By: C. R.
On November 29th, the Slovenian poet France Balantič would have celebrated his 102nd birthday, and on November 24th, 2023, it has been 80 years since his tragic death. He is remembered in history as a mystical figure on whom ideological spears clashed. Nevertheless, Balantič’s poetry is pure, devoid of ideological elements or political connotations. His poetic power transcends the capabilities of literary-historical and simple interpretation. Reading his poems is a spiritual experience and, for many, an intensely aesthetic one.

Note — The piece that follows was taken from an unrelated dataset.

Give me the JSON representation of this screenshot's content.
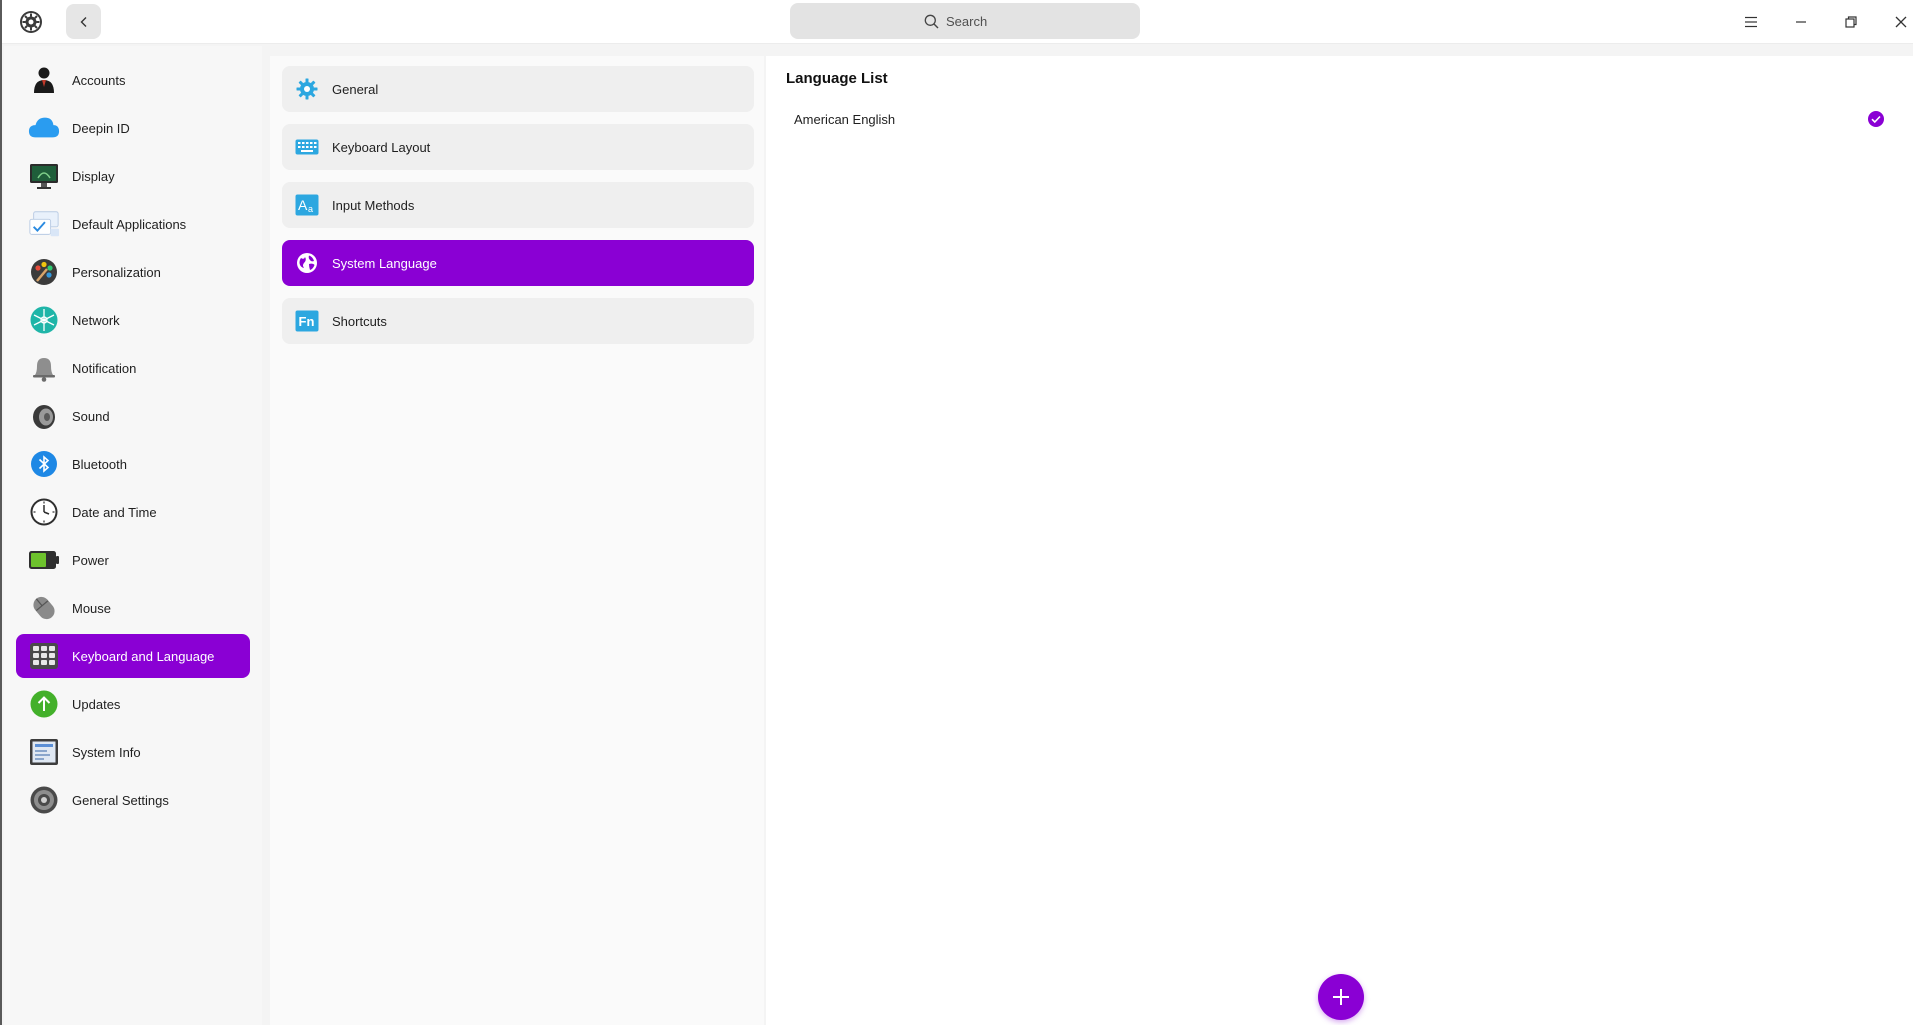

Since 2015, the library in Kamnik has been named after him, known as the France Balantič Library. At that time, the poet and playwright Veno Taufer, in a public letter to the residents of Kamnik, welcomed the decision regarding the new name of the library and referred to Balantič as one of the best poets of the first half of the 20th century: “I have been convinced that he is a powerful poet, he has aroused my admiration and respect. He is one of the strongest poetic voices of Slovenian expressionism, a voice that resonates and carries weight. I was glad that Slovenian poets had publicly accepted him among us long ago, and literary scholars and anthologists have secured him a place among the top Slovenian poets.”
The director of the France Balantič Library, Breda Podbrežnik Vukmir, states that Balantič belongs at the top of the Slovenian Parnassus, and he is undoubtedly the best sonneteer after Prešeren: “Balantič’s poetry is a voice stronger than ideology and hatred. In his poetry, images come alive, speaking, and burning with all their might, addressing the reader with a rare power. His poetry is pure and beautiful. His longing as a young man and his questioning of transcendence are taken from the edge of eternity.”
The poet France Balantič died on November 24th, 1943, in Grahovo, in a Home Guard station and uniform, in the fiery jaws of Krajčeva’s house, where 31 other people also lost their lives alongside the poet. Two days later, his unrecognisable mortal remains were buried in a common grave at the Grahovo cemetery.